What to work on: Where the records below show the word "price" in a line, please copy that line.

START Exercise materials

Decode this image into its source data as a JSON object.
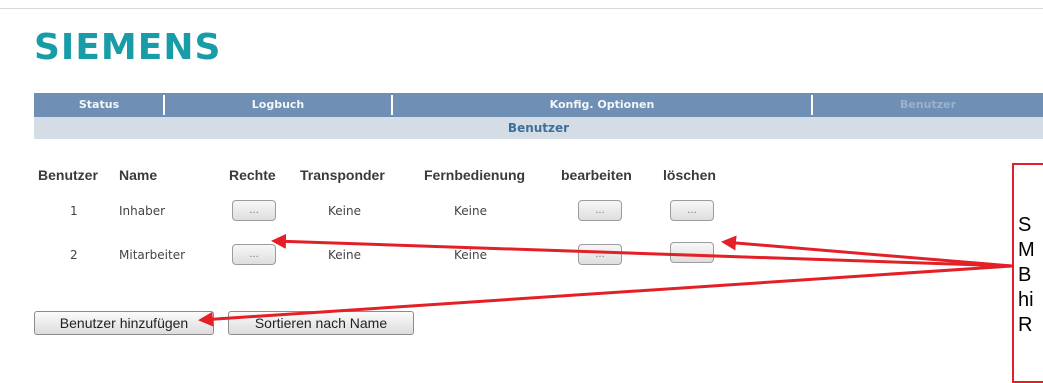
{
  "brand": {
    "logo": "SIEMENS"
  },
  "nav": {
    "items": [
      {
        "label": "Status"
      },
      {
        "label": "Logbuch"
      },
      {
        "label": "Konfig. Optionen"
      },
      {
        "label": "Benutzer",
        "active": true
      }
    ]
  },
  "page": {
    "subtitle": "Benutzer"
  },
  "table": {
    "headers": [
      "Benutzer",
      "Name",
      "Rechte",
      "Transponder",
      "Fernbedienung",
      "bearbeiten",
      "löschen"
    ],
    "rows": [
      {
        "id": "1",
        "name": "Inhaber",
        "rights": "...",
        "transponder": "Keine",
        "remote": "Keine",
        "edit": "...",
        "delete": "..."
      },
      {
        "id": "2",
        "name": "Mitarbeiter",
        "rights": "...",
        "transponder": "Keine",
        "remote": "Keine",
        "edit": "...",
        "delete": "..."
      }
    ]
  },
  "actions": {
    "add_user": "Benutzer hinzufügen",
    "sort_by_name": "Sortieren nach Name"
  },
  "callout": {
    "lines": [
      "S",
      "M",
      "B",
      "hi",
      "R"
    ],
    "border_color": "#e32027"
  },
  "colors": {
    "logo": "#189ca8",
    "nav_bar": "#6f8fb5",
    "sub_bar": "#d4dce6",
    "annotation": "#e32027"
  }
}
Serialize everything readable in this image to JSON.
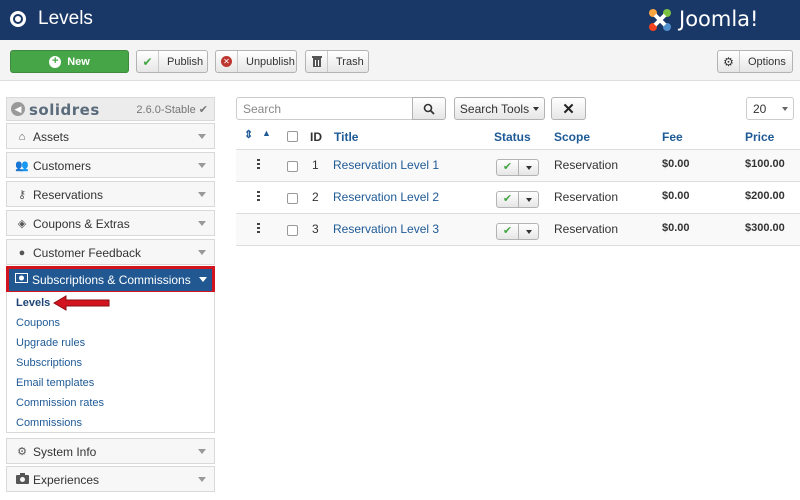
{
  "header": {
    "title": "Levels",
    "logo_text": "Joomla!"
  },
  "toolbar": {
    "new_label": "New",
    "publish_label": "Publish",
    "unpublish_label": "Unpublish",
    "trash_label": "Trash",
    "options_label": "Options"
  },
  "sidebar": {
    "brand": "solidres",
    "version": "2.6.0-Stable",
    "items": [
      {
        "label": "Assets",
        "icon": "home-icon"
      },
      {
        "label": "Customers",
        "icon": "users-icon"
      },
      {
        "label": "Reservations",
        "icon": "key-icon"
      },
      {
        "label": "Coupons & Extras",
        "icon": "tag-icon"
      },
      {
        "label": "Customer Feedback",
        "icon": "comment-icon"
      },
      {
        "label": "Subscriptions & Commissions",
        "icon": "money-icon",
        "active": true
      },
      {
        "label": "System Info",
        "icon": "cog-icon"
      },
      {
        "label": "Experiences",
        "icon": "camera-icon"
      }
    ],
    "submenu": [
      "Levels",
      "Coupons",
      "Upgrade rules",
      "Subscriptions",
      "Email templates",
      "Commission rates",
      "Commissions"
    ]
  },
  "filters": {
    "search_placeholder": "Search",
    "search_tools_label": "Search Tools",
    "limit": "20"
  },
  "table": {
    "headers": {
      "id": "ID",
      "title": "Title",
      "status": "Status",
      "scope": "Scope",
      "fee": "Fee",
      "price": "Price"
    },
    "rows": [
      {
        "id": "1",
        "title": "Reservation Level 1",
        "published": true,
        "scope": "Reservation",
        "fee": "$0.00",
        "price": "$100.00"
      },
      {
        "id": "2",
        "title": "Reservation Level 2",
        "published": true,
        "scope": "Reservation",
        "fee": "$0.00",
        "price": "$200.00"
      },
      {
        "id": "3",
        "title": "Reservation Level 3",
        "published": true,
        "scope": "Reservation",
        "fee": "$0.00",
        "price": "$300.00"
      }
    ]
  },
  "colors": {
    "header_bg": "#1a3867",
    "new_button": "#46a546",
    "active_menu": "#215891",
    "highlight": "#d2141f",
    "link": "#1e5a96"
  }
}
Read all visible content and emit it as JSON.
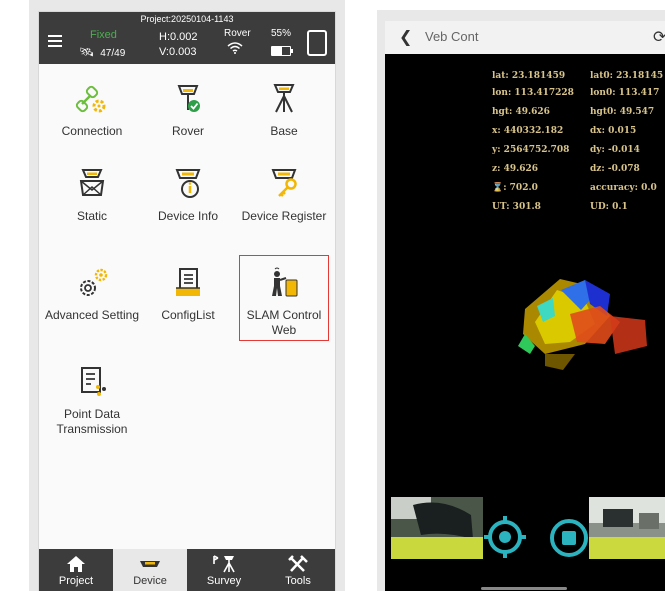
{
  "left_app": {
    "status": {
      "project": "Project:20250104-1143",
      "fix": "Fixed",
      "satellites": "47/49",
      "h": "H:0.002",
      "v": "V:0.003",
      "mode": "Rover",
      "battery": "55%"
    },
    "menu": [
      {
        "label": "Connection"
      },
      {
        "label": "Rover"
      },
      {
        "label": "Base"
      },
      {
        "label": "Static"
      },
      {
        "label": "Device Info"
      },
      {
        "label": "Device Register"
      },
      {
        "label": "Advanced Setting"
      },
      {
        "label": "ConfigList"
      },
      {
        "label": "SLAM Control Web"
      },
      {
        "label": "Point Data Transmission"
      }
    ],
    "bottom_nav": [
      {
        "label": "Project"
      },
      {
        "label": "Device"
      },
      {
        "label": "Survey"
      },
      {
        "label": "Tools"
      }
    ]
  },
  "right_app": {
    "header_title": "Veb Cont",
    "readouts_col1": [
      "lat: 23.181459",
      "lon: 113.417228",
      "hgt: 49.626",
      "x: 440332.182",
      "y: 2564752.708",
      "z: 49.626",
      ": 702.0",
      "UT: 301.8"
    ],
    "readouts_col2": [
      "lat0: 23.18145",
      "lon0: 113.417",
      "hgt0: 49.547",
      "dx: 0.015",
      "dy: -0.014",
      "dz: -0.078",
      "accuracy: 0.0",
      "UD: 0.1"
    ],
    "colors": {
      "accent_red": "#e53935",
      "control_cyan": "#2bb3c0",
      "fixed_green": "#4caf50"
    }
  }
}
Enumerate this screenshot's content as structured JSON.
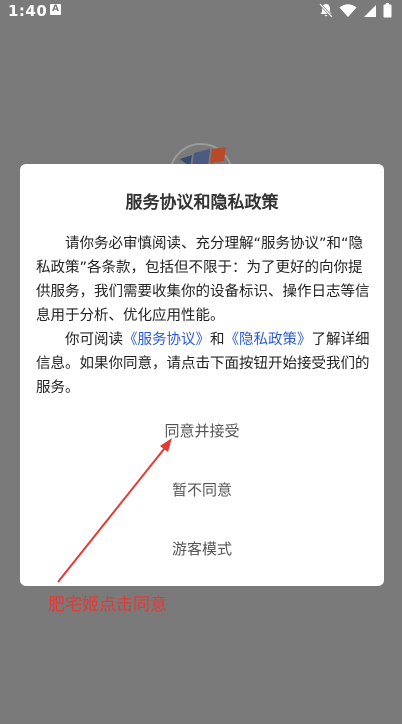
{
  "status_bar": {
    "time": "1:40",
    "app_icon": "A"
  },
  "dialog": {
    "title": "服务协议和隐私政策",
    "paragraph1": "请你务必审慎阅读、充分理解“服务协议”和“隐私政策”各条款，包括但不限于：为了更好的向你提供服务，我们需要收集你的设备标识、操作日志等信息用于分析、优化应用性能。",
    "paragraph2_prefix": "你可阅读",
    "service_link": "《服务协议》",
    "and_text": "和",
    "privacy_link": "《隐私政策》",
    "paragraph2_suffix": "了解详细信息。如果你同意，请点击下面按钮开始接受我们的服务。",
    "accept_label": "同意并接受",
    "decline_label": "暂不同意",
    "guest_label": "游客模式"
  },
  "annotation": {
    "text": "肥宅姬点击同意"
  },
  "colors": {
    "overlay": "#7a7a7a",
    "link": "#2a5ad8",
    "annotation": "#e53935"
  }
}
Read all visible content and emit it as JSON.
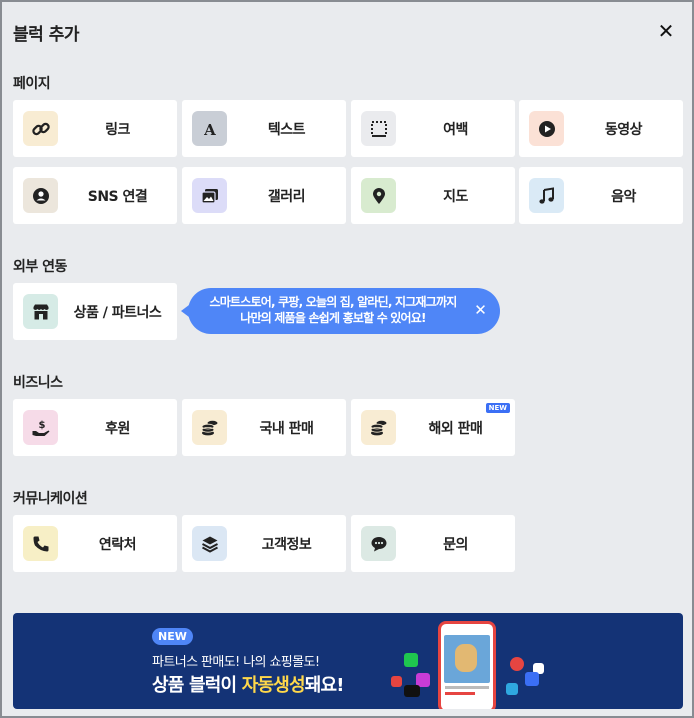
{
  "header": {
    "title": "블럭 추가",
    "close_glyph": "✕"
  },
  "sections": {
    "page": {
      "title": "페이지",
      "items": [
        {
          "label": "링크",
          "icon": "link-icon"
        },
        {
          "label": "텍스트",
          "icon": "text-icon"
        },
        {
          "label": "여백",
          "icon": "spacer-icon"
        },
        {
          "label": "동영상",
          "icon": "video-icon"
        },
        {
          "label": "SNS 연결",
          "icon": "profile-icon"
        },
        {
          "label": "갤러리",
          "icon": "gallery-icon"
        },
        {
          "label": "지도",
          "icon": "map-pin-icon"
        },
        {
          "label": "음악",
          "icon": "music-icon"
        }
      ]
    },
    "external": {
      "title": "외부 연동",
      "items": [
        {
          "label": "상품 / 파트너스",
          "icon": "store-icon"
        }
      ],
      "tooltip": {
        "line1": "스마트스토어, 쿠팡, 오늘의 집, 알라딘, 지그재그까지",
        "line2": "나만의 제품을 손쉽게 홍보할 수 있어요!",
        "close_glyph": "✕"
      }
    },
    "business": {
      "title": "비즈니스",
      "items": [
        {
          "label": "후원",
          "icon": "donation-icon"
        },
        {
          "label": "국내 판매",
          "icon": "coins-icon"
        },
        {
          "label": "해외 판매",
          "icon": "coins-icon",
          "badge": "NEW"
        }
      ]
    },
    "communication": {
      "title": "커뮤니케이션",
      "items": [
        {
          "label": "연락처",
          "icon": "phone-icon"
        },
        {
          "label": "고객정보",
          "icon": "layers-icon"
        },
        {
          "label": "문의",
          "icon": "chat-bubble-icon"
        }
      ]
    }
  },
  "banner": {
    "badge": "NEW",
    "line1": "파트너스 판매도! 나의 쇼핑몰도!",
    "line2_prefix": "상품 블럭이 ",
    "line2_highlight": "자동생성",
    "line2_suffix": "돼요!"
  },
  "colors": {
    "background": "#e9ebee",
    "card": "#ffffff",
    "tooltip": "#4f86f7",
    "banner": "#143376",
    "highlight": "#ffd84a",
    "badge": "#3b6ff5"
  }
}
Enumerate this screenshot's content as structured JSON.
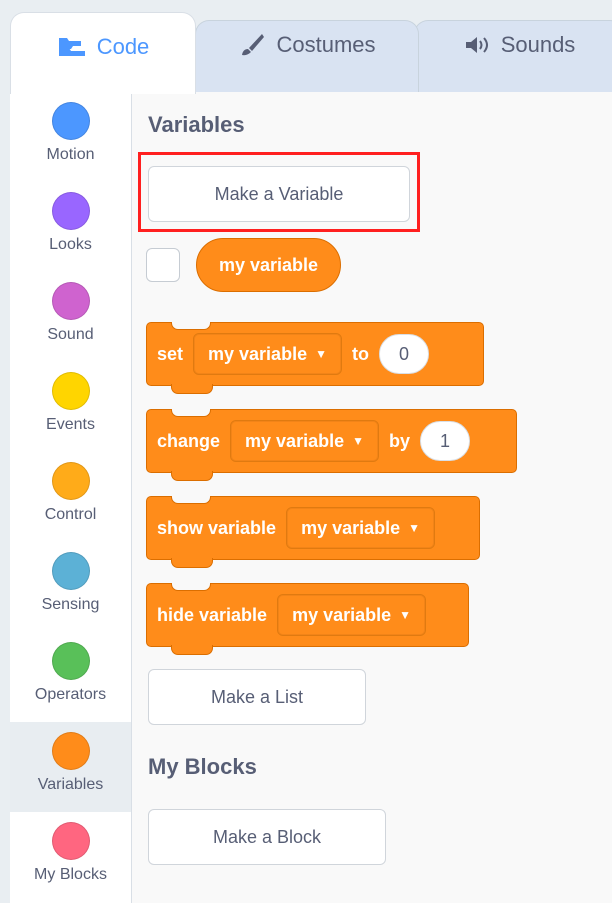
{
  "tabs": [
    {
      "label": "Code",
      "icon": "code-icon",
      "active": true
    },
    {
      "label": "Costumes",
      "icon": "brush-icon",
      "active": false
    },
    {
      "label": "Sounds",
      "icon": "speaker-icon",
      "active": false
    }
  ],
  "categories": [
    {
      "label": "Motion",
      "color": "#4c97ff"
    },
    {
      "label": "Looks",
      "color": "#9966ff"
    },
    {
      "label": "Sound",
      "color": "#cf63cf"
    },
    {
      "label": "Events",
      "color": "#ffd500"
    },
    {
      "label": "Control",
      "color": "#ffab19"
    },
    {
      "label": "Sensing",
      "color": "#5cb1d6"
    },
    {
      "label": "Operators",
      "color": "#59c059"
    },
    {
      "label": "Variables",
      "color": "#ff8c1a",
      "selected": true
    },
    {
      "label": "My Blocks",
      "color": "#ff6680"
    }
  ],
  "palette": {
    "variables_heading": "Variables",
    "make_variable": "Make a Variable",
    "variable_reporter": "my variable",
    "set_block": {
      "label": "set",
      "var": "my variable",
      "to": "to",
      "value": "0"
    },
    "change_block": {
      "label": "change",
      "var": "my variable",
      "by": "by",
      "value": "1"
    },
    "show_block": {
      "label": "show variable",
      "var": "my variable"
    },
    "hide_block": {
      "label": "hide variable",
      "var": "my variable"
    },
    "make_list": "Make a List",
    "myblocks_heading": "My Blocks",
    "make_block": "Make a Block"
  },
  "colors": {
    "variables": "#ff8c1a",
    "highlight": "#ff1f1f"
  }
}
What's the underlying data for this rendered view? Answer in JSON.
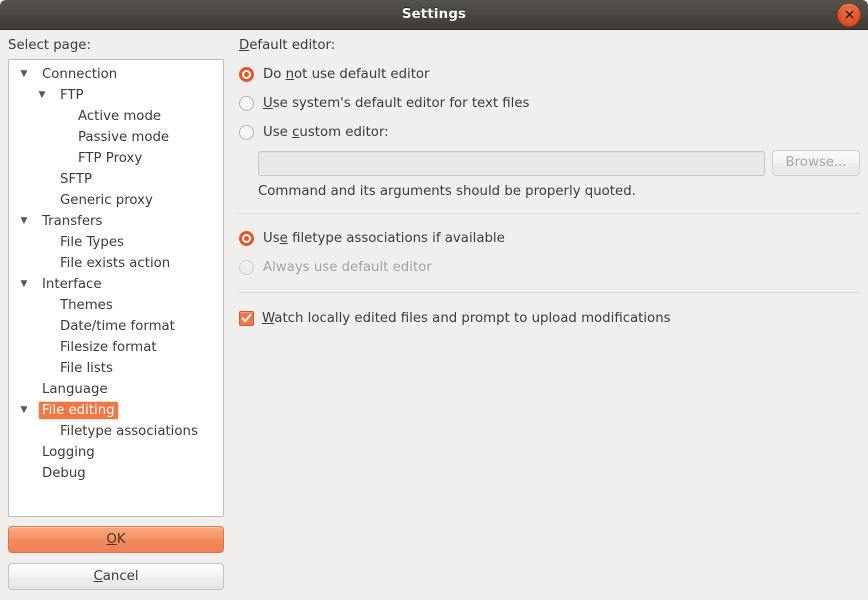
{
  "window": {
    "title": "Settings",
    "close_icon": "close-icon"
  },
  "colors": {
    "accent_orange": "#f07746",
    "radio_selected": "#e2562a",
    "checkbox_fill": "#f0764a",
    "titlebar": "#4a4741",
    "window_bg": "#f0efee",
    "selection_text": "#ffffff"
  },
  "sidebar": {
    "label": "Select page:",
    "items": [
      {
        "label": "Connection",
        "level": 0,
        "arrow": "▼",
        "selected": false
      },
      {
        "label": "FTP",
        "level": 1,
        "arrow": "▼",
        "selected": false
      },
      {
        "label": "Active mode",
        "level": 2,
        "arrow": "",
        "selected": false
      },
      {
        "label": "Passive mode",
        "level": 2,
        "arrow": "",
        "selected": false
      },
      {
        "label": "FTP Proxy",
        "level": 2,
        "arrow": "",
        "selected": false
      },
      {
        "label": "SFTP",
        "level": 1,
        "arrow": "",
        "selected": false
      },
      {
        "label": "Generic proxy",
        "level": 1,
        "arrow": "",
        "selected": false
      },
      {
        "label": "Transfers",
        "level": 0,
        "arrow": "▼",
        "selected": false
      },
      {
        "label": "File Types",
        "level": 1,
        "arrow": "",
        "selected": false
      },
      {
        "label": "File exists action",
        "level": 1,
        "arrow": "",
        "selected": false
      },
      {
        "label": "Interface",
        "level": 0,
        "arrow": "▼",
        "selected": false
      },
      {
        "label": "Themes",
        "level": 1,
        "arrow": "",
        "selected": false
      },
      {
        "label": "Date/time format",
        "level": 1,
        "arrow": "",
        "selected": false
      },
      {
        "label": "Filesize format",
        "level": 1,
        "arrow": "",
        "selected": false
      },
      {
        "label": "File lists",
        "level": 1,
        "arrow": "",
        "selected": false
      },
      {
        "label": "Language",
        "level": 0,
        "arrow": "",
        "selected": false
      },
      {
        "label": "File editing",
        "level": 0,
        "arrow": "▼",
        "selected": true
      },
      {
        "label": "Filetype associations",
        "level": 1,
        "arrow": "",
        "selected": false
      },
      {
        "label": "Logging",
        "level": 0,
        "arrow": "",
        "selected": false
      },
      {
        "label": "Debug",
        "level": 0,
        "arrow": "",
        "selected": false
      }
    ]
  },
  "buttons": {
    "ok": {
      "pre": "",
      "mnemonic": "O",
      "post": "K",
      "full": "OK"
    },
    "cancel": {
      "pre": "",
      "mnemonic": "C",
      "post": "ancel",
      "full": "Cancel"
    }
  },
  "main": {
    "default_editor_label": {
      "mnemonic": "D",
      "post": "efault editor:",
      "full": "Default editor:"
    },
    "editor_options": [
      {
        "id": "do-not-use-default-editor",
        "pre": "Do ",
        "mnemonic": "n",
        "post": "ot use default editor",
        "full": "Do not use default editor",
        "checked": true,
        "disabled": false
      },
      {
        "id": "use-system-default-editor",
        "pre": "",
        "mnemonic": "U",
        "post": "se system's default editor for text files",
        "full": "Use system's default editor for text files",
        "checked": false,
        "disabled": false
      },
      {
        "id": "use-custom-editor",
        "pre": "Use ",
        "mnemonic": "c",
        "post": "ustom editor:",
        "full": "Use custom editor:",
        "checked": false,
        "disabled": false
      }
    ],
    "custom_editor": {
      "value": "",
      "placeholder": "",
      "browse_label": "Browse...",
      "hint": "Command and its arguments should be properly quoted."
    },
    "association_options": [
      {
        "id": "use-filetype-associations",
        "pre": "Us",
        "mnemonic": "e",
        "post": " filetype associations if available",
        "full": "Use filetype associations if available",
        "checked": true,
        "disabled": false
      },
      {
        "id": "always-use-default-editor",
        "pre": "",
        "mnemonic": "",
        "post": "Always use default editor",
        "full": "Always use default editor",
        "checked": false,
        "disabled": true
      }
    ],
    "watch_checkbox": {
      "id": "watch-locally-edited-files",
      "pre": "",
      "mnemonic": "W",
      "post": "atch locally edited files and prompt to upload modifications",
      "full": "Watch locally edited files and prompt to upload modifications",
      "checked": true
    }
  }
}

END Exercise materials

Solved problem:
      "price": "Price"
        "price": "$100.00"
        "price": "$200.00"
        "price": "$300.00"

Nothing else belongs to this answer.